QTS or QTLS?

Have more time for the things that matter…

To QTS or QTLS that is the question?

There is a lot of confusion surrounding what is required to be a qualified teacher in UK schools these days as the traditional PGCE route along with QTLS training in schools was deregulated and funding removed by the serving UK conservative government a few years ago. Now you don’t legally require an in-service PGCE  to work in some UK schools, in fact to become a qualified teacher in any academy or mainstream school all you need to do is pass our postgraduate Diploma  in Education and Training and obtain QTS or QTLS to  become a fully qualified teacher. You can start from zero if you only have GCSE qualifications and jump onto our (AET) Level 3 Award in Education and Training then when completed sign up for our (CET) Level 4 Certificate in Education and Training once you have achieved this milestone you will have a degree level qualification and you then you just need to secure some voluntary or paid teaching work and sign up for our (DET) Level 5 postgraduate Diploma in Education and Training. Once the DET certificate has been obtained through us you can then seek employment in a school. If you land a job in a mainstream school the school sponsors you for QTS at a cost of around £2500 and you would work with a local partner college or university to gain the QTS certificate. The UK Academy sector doesn’t have any entry requirements for dual professionals joining their schools as long as you commit to train as a part of your CPD either on the CET or DET courses. There is a slight variation in private maintained schools as the professional benchmark for teachers in these schools is now the QTLS. Again once the DET certificate is obtained from us you can sign up to the QTLS program via the Society of Education and Training to achieve your UK QTLS status. Essentially QTLS was discontinued by the UK conservative government as something that was no longer required in UK schools. It is now a CPD route that is reviewed by inspectors of teachers working in none maintained schools. 

Other changes in 2015 by the UK conservative government consultation concluded and it was found that deregulation of regulated qualifications would occur so there is no longer a QCF framework or GLH’s applied to any UK qualifications. Now we have an RQF framework and this includes TQT as a requirement through Ofqual not GLH this now defines regulated qualifications further to this consultation. For more information on changes to regulated qualifications please visit here: https://www.gov.uk/government/consultations/after-the-qcf-a-new-qualifications-framework 

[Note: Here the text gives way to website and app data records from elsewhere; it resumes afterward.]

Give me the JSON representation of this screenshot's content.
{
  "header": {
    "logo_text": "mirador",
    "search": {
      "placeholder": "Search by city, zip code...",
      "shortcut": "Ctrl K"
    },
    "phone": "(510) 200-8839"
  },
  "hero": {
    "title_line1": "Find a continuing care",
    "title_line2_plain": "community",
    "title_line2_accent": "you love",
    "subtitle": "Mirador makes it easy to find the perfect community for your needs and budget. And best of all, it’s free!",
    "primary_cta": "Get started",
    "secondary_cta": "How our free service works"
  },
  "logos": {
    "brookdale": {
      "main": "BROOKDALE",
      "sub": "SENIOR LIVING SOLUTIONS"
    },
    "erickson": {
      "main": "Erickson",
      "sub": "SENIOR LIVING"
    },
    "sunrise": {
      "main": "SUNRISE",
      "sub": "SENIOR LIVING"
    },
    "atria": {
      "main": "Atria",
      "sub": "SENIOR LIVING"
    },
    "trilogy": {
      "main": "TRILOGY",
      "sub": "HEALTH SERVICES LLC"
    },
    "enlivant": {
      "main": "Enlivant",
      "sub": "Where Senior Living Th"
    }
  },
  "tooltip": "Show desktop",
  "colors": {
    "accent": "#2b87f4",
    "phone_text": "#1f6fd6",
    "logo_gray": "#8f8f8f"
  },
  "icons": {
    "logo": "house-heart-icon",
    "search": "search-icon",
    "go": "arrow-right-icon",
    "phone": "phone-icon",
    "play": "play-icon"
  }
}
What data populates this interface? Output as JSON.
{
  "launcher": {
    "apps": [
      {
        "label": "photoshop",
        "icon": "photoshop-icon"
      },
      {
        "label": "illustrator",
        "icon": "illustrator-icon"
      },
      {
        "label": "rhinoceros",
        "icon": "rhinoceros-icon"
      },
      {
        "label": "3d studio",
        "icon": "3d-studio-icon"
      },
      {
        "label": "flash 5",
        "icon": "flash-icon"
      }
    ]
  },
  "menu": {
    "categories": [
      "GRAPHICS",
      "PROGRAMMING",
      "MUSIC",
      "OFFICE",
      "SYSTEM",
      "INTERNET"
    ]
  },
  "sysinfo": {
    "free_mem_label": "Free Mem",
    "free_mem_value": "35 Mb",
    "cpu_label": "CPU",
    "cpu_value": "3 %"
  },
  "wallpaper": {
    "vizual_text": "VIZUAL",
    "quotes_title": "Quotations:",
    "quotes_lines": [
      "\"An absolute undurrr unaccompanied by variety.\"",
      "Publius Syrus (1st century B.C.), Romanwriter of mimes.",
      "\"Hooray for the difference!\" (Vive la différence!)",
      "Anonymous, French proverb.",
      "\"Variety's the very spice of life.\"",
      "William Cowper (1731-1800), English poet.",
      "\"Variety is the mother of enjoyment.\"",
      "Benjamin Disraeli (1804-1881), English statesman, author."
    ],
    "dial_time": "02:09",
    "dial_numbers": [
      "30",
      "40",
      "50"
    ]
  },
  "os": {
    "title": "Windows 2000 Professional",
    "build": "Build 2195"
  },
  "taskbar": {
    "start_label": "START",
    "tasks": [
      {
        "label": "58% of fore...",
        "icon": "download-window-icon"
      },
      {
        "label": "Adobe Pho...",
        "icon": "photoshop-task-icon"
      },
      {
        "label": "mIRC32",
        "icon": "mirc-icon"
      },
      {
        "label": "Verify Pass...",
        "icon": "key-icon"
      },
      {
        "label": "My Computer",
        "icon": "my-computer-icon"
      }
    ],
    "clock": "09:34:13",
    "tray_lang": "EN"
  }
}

Overview 

You require qualified teacher status (QTS) to take up a teaching post in England in a: 

  • Government maintained primary school 
  • Government maintained secondary school
  • Government maintained special school

Maintained schools form part of the state-funded schools system in England (including primary, 

secondary and special schools for pupils with special educational needs). In maintained schools 

funding and oversight is generally through the local authority. The Teaching Regulation Agency (TRA) is the competent authority in England for the teaching profession. On behalf of the Secretary of State they are responsible for the award of QTS. Once you have QTS, and are employed to teach in a maintained school in England or Wales, you will be paid under the school teachers’ pay scales. You will be subject to the performance management arrangements in schools in the same way as any other qualified teacher. 

Teachers who trained in Wales 

If you completed your initial teacher training in Wales, you’ll be awarded QTS by the Education 

Workforce Council (EWC). QTS awarded by the EWC is automatically recognised in England and the information is held on the database of qualified teachers. 

Teachers trained or recognised in Scotland or Northern Ireland 

If you trained in either Scotland or Northern Ireland you must apply for QTS to take up a teaching post in a maintained school or non-maintained special school in England. Overseas trained teachers (OTTs) who qualified outside of the European Economic Area (EEA) who have gained recognition as a teacher in either Scotland or Northern Ireland can also apply for QTS in England. 

EEA nationals 

If an EEA member state recognises you as a qualified school teacher you can apply for QTS in 

England under the terms of Council Directive 2005/36/EC. If you trained outside the EEA you can also apply for QTS in England. An EEA member state need to recognise your qualifications and you will need 3 years of experience as a teacher in that state. Swiss nationals are also eligible to apply for QTS in England. From the 19 December 2016 teachers who are recognised in the EEA but who are only qualified to teach pupils with special educational needs and disabilities (SEND) can apply for partial qualified teacher status in England. A teacher with partial qualified teacher status can be 

appointed to a qualified teacher post in a special school or to teach pupils in a specialist unit in 

mainstream schools. Partial qualified teacher status also exempts a teacher from the requirement to serve a statutory induction period in England. This change is due to an amendment to Council Directive 2005/36/EC. EU Member States must recognise qualifications when they entitle a professional to work in specific areas of a regulated profession. If you’re not sure if you’re eligible please contact [email protected] 

For more guidance on routes to QTS and QTLS Call us on 020-33974548 or talk to us on social media at twitter @pct2u Facebook and LinkedIn.